Fear-based "leadership" comes in different forms, from the explicit "do this or you're fired," to the not-so-explicit comment that rolls too easily off the tongue (shooting your employees' anxiety and fear through the roof). Without any context, or to an outsider, the comment seems innocent enough...but your employee knows better. Each of these "fear events" is a jab in the gut of the employee, a reminder that the boss is the boss, and the employee is sadly just another number, just another cog in the wheel. Bill Lundberg (Office Space) comes to mind with his:
"Now are you going to go ahead and have
Fear is a diminishing "motivator"
Every time you, as a manager, use fear to "motivate" your team, you can expect lower productivity/performance the next time around. Almost like a basketball bouncing down the court - each time the ball bounces, it doesn't quite go as high on the next bounce.

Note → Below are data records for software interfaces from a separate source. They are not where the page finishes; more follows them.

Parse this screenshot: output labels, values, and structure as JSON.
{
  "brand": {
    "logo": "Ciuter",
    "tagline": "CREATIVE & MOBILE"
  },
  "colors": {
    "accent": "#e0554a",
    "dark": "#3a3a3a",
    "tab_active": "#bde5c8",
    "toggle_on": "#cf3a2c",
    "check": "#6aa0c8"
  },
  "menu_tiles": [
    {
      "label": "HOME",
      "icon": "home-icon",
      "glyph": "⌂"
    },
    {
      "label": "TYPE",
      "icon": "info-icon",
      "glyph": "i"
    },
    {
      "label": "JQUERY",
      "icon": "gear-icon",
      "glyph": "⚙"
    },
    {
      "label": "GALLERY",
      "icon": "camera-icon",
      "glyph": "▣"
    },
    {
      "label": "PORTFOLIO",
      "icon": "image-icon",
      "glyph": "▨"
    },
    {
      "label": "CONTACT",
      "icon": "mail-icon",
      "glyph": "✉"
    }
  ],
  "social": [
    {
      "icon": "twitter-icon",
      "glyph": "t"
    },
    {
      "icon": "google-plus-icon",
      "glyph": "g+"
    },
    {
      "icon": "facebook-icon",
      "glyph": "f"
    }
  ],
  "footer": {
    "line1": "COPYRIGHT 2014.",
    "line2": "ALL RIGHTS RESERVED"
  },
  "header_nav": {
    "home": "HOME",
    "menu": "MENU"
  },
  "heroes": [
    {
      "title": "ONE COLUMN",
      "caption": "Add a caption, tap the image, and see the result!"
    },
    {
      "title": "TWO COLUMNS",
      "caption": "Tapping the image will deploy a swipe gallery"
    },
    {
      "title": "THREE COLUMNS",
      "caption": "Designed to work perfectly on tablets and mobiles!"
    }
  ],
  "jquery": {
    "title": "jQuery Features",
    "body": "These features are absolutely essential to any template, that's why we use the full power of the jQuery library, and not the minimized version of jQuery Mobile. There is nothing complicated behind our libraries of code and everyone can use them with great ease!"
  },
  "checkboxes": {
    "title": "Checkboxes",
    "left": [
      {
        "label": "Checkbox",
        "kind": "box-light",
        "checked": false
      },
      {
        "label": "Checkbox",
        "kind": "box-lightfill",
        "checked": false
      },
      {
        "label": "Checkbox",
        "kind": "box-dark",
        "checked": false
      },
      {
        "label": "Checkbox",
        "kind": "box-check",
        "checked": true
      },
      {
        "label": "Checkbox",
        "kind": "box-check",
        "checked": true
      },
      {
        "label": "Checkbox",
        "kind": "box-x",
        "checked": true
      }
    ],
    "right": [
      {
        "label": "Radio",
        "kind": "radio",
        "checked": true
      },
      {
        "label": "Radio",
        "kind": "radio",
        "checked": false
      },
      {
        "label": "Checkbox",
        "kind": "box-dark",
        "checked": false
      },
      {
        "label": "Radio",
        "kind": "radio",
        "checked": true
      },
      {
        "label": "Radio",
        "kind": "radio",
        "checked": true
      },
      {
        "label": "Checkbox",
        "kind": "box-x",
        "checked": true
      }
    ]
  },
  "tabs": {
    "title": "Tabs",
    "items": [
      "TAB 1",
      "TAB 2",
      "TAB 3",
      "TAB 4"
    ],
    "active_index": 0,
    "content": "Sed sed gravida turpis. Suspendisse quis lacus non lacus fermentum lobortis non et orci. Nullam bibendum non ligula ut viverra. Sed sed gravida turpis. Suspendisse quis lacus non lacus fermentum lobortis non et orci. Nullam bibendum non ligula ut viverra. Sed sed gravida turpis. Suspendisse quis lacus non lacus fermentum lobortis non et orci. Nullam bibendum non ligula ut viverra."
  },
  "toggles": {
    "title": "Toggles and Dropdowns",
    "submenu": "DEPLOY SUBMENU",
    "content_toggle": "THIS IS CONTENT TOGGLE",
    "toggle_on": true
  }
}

Every time you use fear to push your employee, you create a lower 'high-end' of productivity the next time around. In the back of that employee's mind will be the previous experience, or six. The employee's quality and quantity of work will diminish, eventually they'll become paralyzed with fear, and simply refuse to bring their best every day.
Using Fear? You're NOT a Leader, You're Just a Manager*
(*and probably not a very good one)
Leaders don't "push people to become their best." Rather, they PULL people UP. They reach down, dive deep into what motivates their employee and reach out to pull them up to the next level. If you're doing anything short of this, you're not a leader. Focus on your employees, treat them as individuals, and pull them up to excellence.
Fear-Based "Leadership" = LAZY!
Fear is easy - want your dog to stop eating off the table, flick his nose. Want your kid to stop climbing on the dining room table, flick his nose (just kidding). What's not easy is diving deep into employees' minds - to understand what motivates them, their dreams, hopes & desires. If you want to be an exceptional leader who leads an exceptional team, you've gotta put in the work.
Becoming a true leader takes a ton of time & energy...but trust me, it's worth it!
husband + father + pilot + director of talent development + leadership coach + startup fan + reader of personal #development, company #culture & leadership books